De La Salle students donate $16,342 to Monument Crisis Center

De La Salle students donate $16,342 to Monument Crisis Center with record-breaking Cereal Drive

Concord, CA On Thursday, seven De La Salle students presented Monument Crisis Center Executive Director Sandra Scherer with a check for $16,342. The donations came from the 20th annual De La Salle High Cereal Drive.

“We were happy that we surpassed our goal because now, more than ever, the need for cereal for the Monument Crisis Center is twice as high,” said senior Luke Anderson. “For every one that donated to this year’s Cereal Drive, thank you for keeping the tradition alive and for being very generous during a very hard time.” Anderson was joined by JT Baird, Kason Pelz, Fernando Campos, Leo Villanueva, Matthew Fong and Vincent Castillo in presenting the check to the Center.

Every year, De La Salle’s goal is to donate 3,000 boxes of cereal. This year, through the online donation platform, facilitated by a partnership with Para Ti Global, De La Salle received $13,342 from 316 individual donations. And for the first time in cereal drive history, the school created an online auction, receiving $2,700 through the bidding process. Anderson, co-founder of Para Ti Global, is a member of the Service Leadership class and served as the 2020 Cereal Drive Chair.

Most successful cereal drive in school history

With the donation of more than $16,000 and with the food bank discount,  De La Salle’s donation will allow the Monument Crisis Center to purchase more than 5,000 boxes of cereal for families in need. The De La Salle Service Leadership students and Monument Crisis Center thank everyone in the De La Salle community that contributed to the most successful cereal drive in school history.

“This relationship between the Monument Crisis Center and De La Salle is incredibly important for all sides of the community. The students begin to understand just how much they can do to help their community and they are making an incredible difference in the lives of the students we serve,” said Scherer. “To have De La Salle pivot to an online fundraiser so that we could purchase the cereal on a month-to-month basis is an incredible gift.” 

In addition to working with the Monument Crisis Center, De La Salle has also partnered with St. David’s Pantry in Richmond and the Food Bank of Contra Costa and Solano in previous years.

The challenge of food insecurity

The Service Leadership class under the direction of Andrew and Dr. Elizabeth Berkes coordinated the drive. It directed the creation of the website, and coordinated a social media campaign. The De La Salle students were also helped in gaining understanding of the challenge of food insecurity in Contra Costa County and around the country.

“There are more than 18 million kids who are facing hunger in America this year. That number is just way too high,” said senior Kason Pelz. “Not everyone is as fortunate as us and has the resources that we have. That’s why we do the Cereal Drive because people need our help.”

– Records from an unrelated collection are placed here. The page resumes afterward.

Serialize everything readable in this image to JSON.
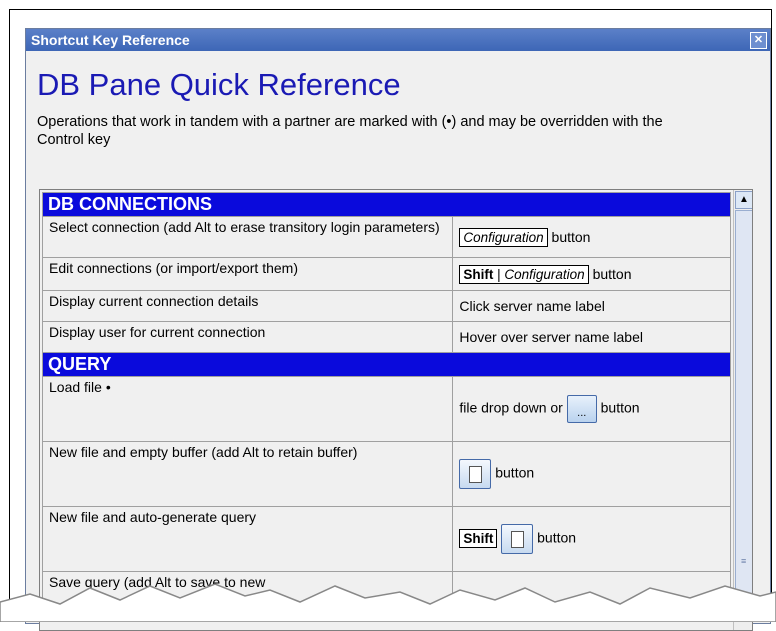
{
  "window": {
    "title": "Shortcut Key Reference",
    "close_label": "✕"
  },
  "heading": "DB Pane Quick Reference",
  "description": "Operations that work in tandem with a partner are marked with (•) and may be overridden with the Control key",
  "sections": {
    "connections": {
      "title": "DB CONNECTIONS",
      "rows": [
        {
          "action": "Select connection (add Alt to erase transitory login parameters)",
          "key_label": "Configuration",
          "suffix": "button"
        },
        {
          "action": "Edit connections (or import/export them)",
          "shift_label": "Shift",
          "key_label": "Configuration",
          "suffix": "button"
        },
        {
          "action": "Display current connection details",
          "how": "Click server name label"
        },
        {
          "action": "Display user for current connection",
          "how": "Hover over server name label"
        }
      ]
    },
    "query": {
      "title": "QUERY",
      "rows": [
        {
          "action": "Load file •",
          "prefix": "file drop down or",
          "button_label": "...",
          "suffix": "button"
        },
        {
          "action": "New file and empty buffer (add Alt to retain buffer)",
          "suffix": "button"
        },
        {
          "action": "New file and auto-generate query",
          "shift_label": "Shift",
          "suffix": "button"
        },
        {
          "action": "Save query (add Alt to save to new"
        }
      ]
    }
  },
  "icons": [
    "close-icon",
    "new-file-icon",
    "scroll-up-icon",
    "scroll-grip-icon"
  ]
}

The De La Salle Cereal Drive was founded 20 years ago by Viki Acquistapace. The biology teacher has been the spokesperson and chief promoter of the drive since it started. The Cereal Drive is just one part of a school-wide Service Learning initiative. De La Salle seeks to challenge its students to serve others, especially the poor, and to deepen a sense of responsibility for humanity’s future.

Anderson co-founded Para Ti Global with his sister and Carondelet alumna Sophia Anderson. Its mission is to ensure that children everywhere, regardless of financial status, upbringing, background or race have the opportunity to learn and grow through quality education and proper nutrition.

At De La Salle, the Cereal Drive connects with multiple classes as part of the overall Service Learning initiative of the school. In Religious Studies, the Lasallian Core Principle of Concern for the Poor and Social Justice is connected to the Cereal Drive. In Science they look at the various nutrients in cereals and in the past have tested for the presence of genetically modified crops. In multiple other courses, the school looks at the prevalence of food deserts and the connection between obesity and hunger in the United States.